Sometimes, the SEO/SEM sales pitch you receive from folks like the spring water salesmen will omit important details (like the fact that water boils at a lower temperature at higher altitudes, and regardless of boiling faster at higher elevations, the temperature would be insufficient to meet the customer’s needs.) Without all of the relevant SEO/SEM information being explained to you, the business owner, in meaningful detail rather than technical jargon, you can’t make a sound business decision.

Quick Lessons Learned From The Story

Don’t try to cut corners and take shortcuts working with unverified, unqualified service providers when it comes to your business. By the time you are done taking more shortcuts after the first ones didn’t work, you will have paid more money and spent more time than if you had hired someone who has a proven track record. Do it right the first time.
The old expression, “You get what you pay for” doesn’t apply to SEO and SEM. When it comes to search engine optimization and search engine marketing services, there is enough fraud and deception in the industry that price shopping is NOT the way to make decisions. You must consider price along with qualifications, track record, and references. If you make your decision based solely on the lowest bidder, you may not even get what you paid for… and the service provider is protected by their “No Guarantee” disclaimer.
Don’t shoot the messenger. If you don’t like what you hear from a competent, qualified service provider, sooner or later someone will come around who will tell you what you want to hear in order to get your money. When a qualified person tells you what you need to do and you don’t like what you hear, although it can be unpleasant, it may be the right answer.

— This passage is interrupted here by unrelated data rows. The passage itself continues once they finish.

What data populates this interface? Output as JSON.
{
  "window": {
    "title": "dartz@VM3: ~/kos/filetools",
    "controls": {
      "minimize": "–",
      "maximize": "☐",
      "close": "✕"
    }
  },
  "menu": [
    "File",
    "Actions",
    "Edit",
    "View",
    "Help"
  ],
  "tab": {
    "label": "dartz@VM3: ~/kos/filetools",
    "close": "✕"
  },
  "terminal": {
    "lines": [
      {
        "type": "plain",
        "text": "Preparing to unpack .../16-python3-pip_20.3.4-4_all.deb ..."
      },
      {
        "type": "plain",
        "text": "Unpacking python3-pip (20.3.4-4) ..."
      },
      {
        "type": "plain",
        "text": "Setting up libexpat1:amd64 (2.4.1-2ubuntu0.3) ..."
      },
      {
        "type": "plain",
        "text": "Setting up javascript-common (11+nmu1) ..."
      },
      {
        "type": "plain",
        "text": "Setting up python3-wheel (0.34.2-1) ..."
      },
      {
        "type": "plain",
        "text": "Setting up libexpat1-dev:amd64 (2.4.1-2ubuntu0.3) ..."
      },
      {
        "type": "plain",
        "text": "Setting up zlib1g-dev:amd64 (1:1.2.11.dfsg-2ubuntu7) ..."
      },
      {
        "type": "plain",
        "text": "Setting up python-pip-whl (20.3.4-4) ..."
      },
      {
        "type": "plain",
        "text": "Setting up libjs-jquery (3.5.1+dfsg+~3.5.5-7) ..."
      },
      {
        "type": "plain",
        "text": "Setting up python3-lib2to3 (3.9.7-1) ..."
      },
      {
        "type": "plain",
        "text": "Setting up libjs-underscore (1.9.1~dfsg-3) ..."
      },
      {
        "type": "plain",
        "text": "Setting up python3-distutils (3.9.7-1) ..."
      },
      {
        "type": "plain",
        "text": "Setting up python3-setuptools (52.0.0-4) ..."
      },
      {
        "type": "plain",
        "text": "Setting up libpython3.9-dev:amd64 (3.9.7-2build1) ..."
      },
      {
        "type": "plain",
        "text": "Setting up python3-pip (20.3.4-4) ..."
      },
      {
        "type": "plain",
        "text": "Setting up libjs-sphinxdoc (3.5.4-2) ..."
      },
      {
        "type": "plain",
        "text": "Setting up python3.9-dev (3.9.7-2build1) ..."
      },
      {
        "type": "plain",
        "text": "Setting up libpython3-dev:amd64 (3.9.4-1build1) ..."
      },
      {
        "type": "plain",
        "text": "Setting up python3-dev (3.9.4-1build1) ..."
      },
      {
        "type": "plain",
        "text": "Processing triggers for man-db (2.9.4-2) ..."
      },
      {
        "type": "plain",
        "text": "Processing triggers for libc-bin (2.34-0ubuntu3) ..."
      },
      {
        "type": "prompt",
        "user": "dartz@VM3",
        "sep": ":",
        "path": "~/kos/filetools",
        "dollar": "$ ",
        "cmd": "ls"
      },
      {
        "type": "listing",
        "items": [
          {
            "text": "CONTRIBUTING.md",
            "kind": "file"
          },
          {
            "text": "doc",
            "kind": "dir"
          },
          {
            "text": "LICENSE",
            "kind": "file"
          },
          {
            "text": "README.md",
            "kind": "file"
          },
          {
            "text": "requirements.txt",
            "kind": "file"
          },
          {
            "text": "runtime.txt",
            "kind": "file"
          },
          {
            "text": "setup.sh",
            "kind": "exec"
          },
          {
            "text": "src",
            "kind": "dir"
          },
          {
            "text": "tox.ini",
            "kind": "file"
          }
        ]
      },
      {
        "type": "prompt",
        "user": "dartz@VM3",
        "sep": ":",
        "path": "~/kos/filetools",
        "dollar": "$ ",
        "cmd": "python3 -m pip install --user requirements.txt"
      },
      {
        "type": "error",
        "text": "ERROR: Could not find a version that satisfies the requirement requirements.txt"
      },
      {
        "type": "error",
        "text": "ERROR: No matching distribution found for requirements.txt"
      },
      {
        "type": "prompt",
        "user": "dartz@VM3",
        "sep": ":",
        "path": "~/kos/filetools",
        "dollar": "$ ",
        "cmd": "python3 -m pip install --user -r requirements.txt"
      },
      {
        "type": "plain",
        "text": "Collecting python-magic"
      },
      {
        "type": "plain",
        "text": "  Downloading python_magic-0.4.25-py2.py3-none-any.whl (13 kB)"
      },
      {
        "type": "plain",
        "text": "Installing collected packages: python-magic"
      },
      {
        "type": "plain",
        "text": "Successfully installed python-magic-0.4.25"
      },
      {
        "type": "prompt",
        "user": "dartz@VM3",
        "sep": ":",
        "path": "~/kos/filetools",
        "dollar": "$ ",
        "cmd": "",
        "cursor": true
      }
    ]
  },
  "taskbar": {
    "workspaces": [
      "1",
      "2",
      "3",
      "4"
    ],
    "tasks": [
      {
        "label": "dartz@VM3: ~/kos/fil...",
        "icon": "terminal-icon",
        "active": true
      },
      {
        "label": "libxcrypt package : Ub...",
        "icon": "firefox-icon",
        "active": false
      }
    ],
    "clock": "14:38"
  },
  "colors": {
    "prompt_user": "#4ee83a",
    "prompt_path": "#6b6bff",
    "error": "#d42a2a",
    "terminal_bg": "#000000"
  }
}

Of course, budget is always an issue. But doesn’t it make sense to pay once and do it right the first time, instead of learning your lesson as your bank account bleeds dry?

Review, Inc on Google